- The machine; the device; the interface: In this instance, we created a relatively unobtrusive prop as the protagonist's main wearable, with an external LED suggesting the devices live image-sensing and processing capabilities.In the future we will work further with Dr. Degenaar in the design of the actual device, but this will be a full project in itself. This also applies to the handheld device. In the film a set of fiduciary markers allow for the headset to 'project' a visual interface over the device, removing the need for an actual screen but allowing simple gestural actions to transport the protagonist into different spectrums and vistas, as and when he chooses.
The wearable and handheld devices as props
- The photographs:
- Accompanying the film, we included three large photographic prints in the exhibition.

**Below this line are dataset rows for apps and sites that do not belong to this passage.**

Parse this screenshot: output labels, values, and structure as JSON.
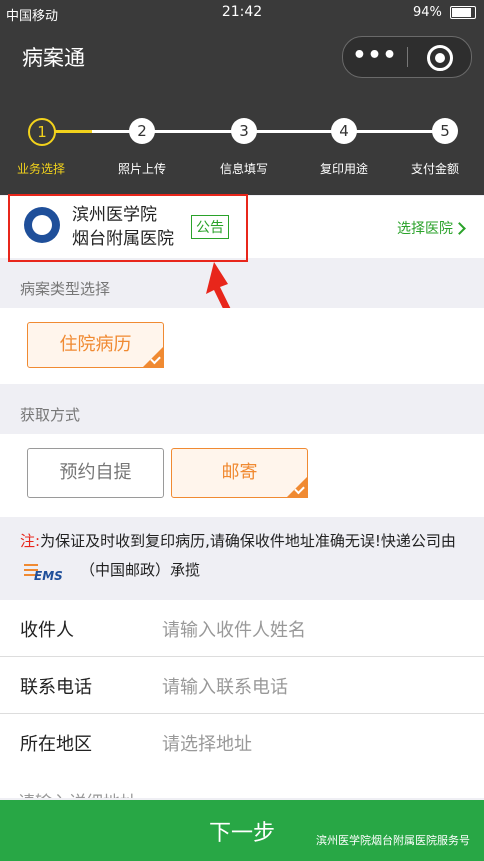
{
  "status_bar": {
    "carrier": "中国移动",
    "time": "21:42",
    "battery": "94%"
  },
  "header": {
    "title": "病案通",
    "more_label": "•••"
  },
  "steps": [
    {
      "num": "1",
      "label": "业务选择",
      "active": true
    },
    {
      "num": "2",
      "label": "照片上传",
      "active": false
    },
    {
      "num": "3",
      "label": "信息填写",
      "active": false
    },
    {
      "num": "4",
      "label": "复印用途",
      "active": false
    },
    {
      "num": "5",
      "label": "支付金额",
      "active": false
    }
  ],
  "hospital": {
    "name_line1": "滨州医学院",
    "name_line2": "烟台附属医院",
    "notice": "公告",
    "choose": "选择医院"
  },
  "record_type": {
    "title": "病案类型选择",
    "option": "住院病历"
  },
  "pickup": {
    "title": "获取方式",
    "option1": "预约自提",
    "option2": "邮寄"
  },
  "note": {
    "prefix": "注:",
    "text": "为保证及时收到复印病历,请确保收件地址准确无误!快递公司由",
    "ems": "EMS",
    "suffix": "（中国邮政）承揽"
  },
  "form": {
    "recipient_label": "收件人",
    "recipient_placeholder": "请输入收件人姓名",
    "phone_label": "联系电话",
    "phone_placeholder": "请输入联系电话",
    "region_label": "所在地区",
    "region_placeholder": "请选择地址",
    "detail_placeholder": "请输入详细地址"
  },
  "footer": {
    "next": "下一步",
    "watermark": "滨州医学院烟台附属医院服务号"
  },
  "colors": {
    "accent": "#28a745",
    "orange": "#f08a32",
    "yellow": "#f2d21c",
    "red": "#e8261b"
  }
}
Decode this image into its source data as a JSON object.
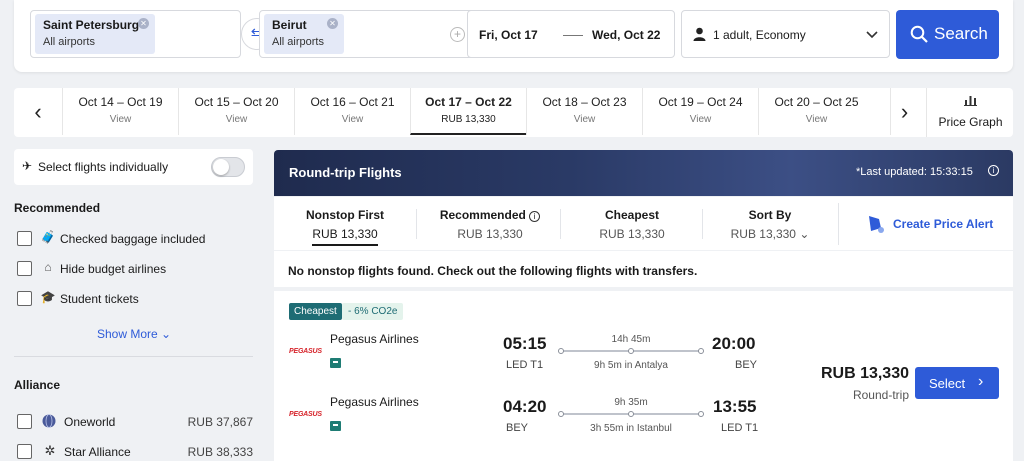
{
  "search": {
    "origin": {
      "name": "Saint Petersburg",
      "sub": "All airports"
    },
    "destination": {
      "name": "Beirut",
      "sub": "All airports"
    },
    "depart_date": "Fri, Oct 17",
    "return_date": "Wed, Oct 22",
    "passengers": "1 adult, Economy",
    "search_label": "Search"
  },
  "date_strip": {
    "tabs": [
      {
        "range": "Oct 14 – Oct 19",
        "value": "View"
      },
      {
        "range": "Oct 15 – Oct 20",
        "value": "View"
      },
      {
        "range": "Oct 16 – Oct 21",
        "value": "View"
      },
      {
        "range": "Oct 17 – Oct 22",
        "value": "RUB 13,330"
      },
      {
        "range": "Oct 18 – Oct 23",
        "value": "View"
      },
      {
        "range": "Oct 19 – Oct 24",
        "value": "View"
      },
      {
        "range": "Oct 20 – Oct 25",
        "value": "View"
      }
    ],
    "price_graph_label": "Price Graph"
  },
  "sidebar": {
    "toggle_label": "Select flights individually",
    "recommended_title": "Recommended",
    "recommended": [
      {
        "label": "Checked baggage included",
        "icon": "baggage-icon"
      },
      {
        "label": "Hide budget airlines",
        "icon": "tag-icon"
      },
      {
        "label": "Student tickets",
        "icon": "graduation-cap-icon"
      }
    ],
    "show_more": "Show More",
    "alliance_title": "Alliance",
    "alliances": [
      {
        "label": "Oneworld",
        "price": "RUB 37,867",
        "icon": "globe-icon"
      },
      {
        "label": "Star Alliance",
        "price": "RUB 38,333",
        "icon": "star-icon"
      }
    ]
  },
  "banner": {
    "title": "Round-trip Flights",
    "updated": "*Last updated: 15:33:15"
  },
  "sort": {
    "options": [
      {
        "title": "Nonstop First",
        "value": "RUB 13,330"
      },
      {
        "title": "Recommended",
        "value": "RUB 13,330"
      },
      {
        "title": "Cheapest",
        "value": "RUB 13,330"
      },
      {
        "title": "Sort By",
        "value": "RUB 13,330"
      }
    ],
    "alert_label": "Create Price Alert"
  },
  "notice": "No nonstop flights found. Check out the following flights with transfers.",
  "result": {
    "badge": "Cheapest",
    "co2": "- 6% CO2e",
    "legs": [
      {
        "logo": "PEGASUS",
        "airline": "Pegasus Airlines",
        "dep_time": "05:15",
        "dep_apt": "LED T1",
        "duration": "14h 45m",
        "stop": "9h 5m in Antalya",
        "arr_time": "20:00",
        "arr_apt": "BEY"
      },
      {
        "logo": "PEGASUS",
        "airline": "Pegasus Airlines",
        "dep_time": "04:20",
        "dep_apt": "BEY",
        "duration": "9h 35m",
        "stop": "3h 55m in Istanbul",
        "arr_time": "13:55",
        "arr_apt": "LED T1"
      }
    ],
    "price": "RUB 13,330",
    "price_sub": "Round-trip",
    "select_label": "Select"
  },
  "colors": {
    "accent": "#2e5bd8",
    "badge": "#1e6c74",
    "airline_logo": "#d6232a"
  }
}
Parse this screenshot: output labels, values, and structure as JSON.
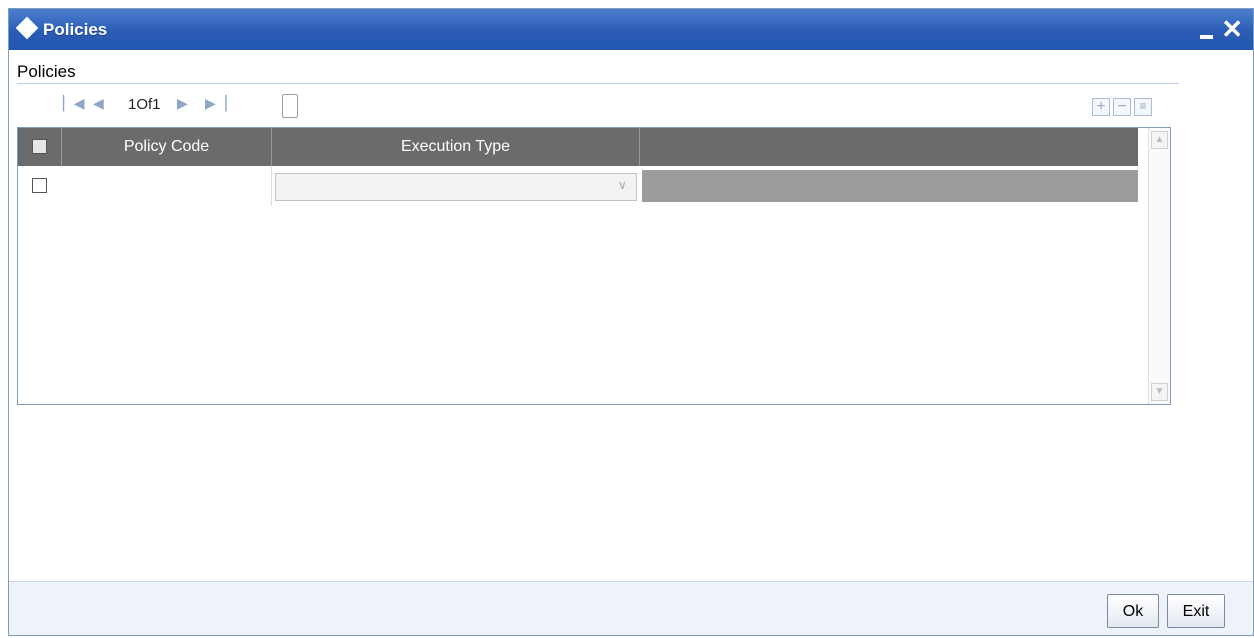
{
  "window": {
    "title": "Policies",
    "minimize_glyph": "_",
    "close_glyph": "✕"
  },
  "section": {
    "title": "Policies"
  },
  "pager": {
    "first_icon": "first-page-icon",
    "prev_icon": "prev-page-icon",
    "page_text": "1Of1",
    "next_icon": "next-page-icon",
    "last_icon": "last-page-icon"
  },
  "toolbar": {
    "add_icon": "plus-icon",
    "delete_icon": "minus-icon",
    "view_icon": "list-icon"
  },
  "grid": {
    "columns": [
      "Policy Code",
      "Execution Type"
    ],
    "rows": [
      {
        "policy_code": "",
        "execution_type": ""
      }
    ]
  },
  "footer": {
    "ok_label": "Ok",
    "exit_label": "Exit"
  },
  "colors": {
    "titlebar": "#2a5cb6",
    "grid_header": "#6b6b6b",
    "row_filler": "#9c9c9c"
  }
}
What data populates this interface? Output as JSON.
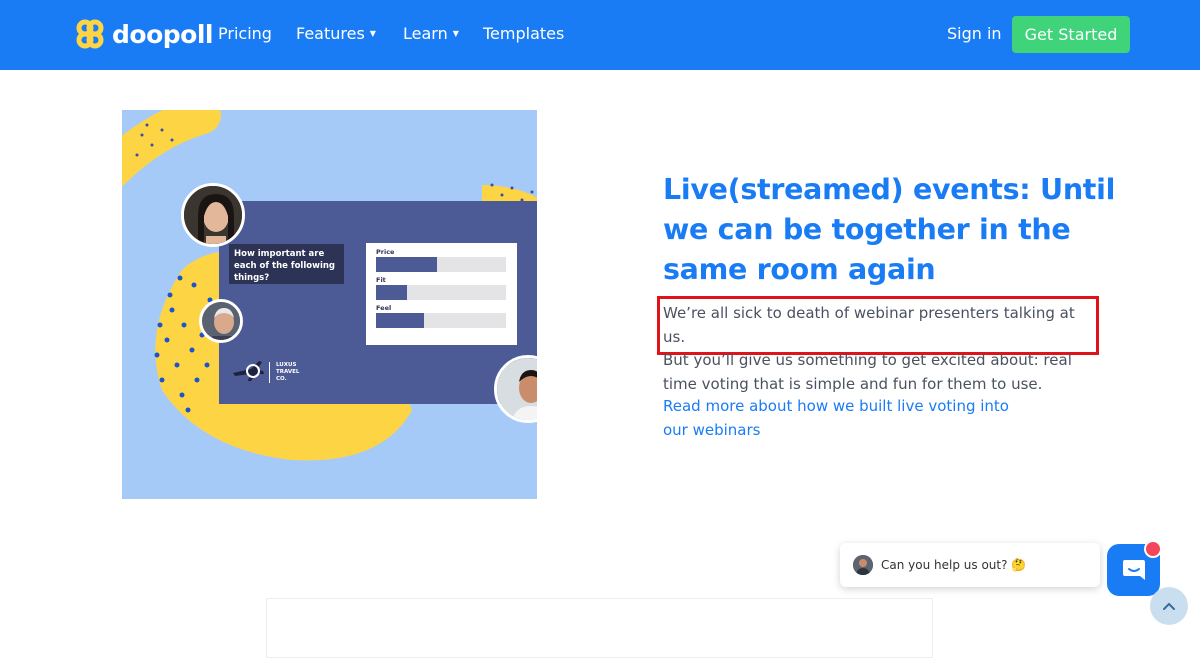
{
  "nav": {
    "logo_text": "doopoll",
    "items": [
      {
        "label": "Pricing",
        "caret": false
      },
      {
        "label": "Features",
        "caret": true
      },
      {
        "label": "Learn",
        "caret": true
      },
      {
        "label": "Templates",
        "caret": false
      }
    ],
    "sign_in": "Sign in",
    "get_started": "Get Started"
  },
  "hero_image": {
    "question": "How important are each of the following things?",
    "poll": [
      {
        "label": "Price",
        "value": 0.47
      },
      {
        "label": "Fit",
        "value": 0.24
      },
      {
        "label": "Feel",
        "value": 0.37
      }
    ],
    "brand_lines": [
      "LUXUS",
      "TRAVEL",
      "CO."
    ]
  },
  "content": {
    "headline": "Live(streamed) events: Until we can be together in the same room again",
    "para_line1": "We’re all sick to death of webinar presenters talking at us.",
    "para_rest": "But you’ll give us something to get excited about: real time voting that is simple and fun for them to use.",
    "read_more": "Read more about how we built live voting into our webinars"
  },
  "chat": {
    "message": "Can you help us out? 🤔"
  },
  "colors": {
    "primary": "#1a7cf5",
    "cta_green": "#3fd47a",
    "highlight_red": "#e0121a",
    "hero_bg": "#a6caf7",
    "slide_bg": "#4c5a95",
    "yellow": "#fdd444"
  }
}
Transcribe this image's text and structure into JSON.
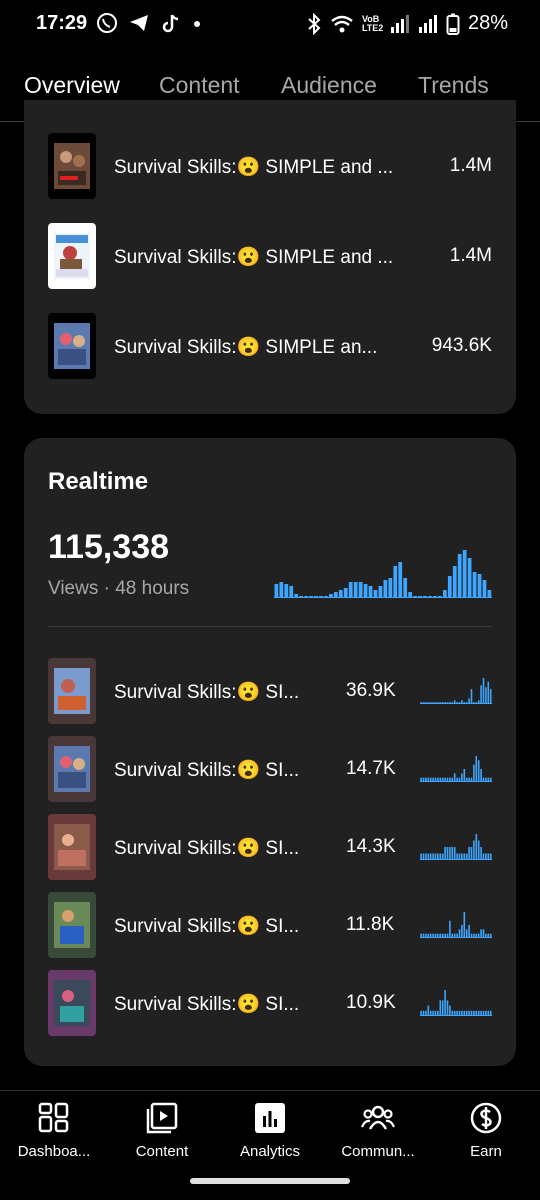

The first shows the physical process of injecting the virus; the second represents the infecting of the users retinal cells with the light sensitive protein, made with a composite of images taken though a high-power microscope by Dr. Rolando Berlinguer-Palmini, who is a member of Degenaar's research team. And the last suggests a redesigned visual assessment, undertaken by the user once the device has been fitted.
The practicalities: From the beginning, we were determined to use the appropriate technical equipment to access the spectrums we were exploring in the film. No short-cuts. From hiring the thermal imaging camera equipment from an industrial warehouse in the midlands, hacking camera sensors for infrared access, right through to inviting the scholarly Bjørn, botanist-turned-UV-photographer, over from Norway. Amongst the kindness of friends and strangers, gallons of coffee and cyborg-specific humour, we stretched the possibilities afforded by time and budget. We may not have always made things easy for ourselves, but it has been a tremendous learning experience.
Team composition: Our working team was comprised of a designer-director, designer-techie, futurist, botanist-photographer, scientist, and ethicist. We felt that to effectively develop a project with this level of complexity, the insights and talents of such a multidisciplinary team would prove essential. And we were right.
- Moving ahead: This was just the start of what we hope will be a long a fruitful collaboration with Dr Degenaar and his team. Watch this space.
- Credits: We are grateful to Science Gallery Dublin and Newcastle University for supporting the project. Massive thanks to George Grinsted, Bas Raijmakers, Geke Van Dijk, Carolina Vallejo, Tommaso Lanza, Martin Andersen, Sarah Dobbs, Pablo Milara, Liam Young, Dr. Rolando Berlinguer-Palmini and Advanced Camera Solutions, for their help and support.
Couple of screen grabs from the Guardian site where the project was featured:
And finally, some more photographs from our process: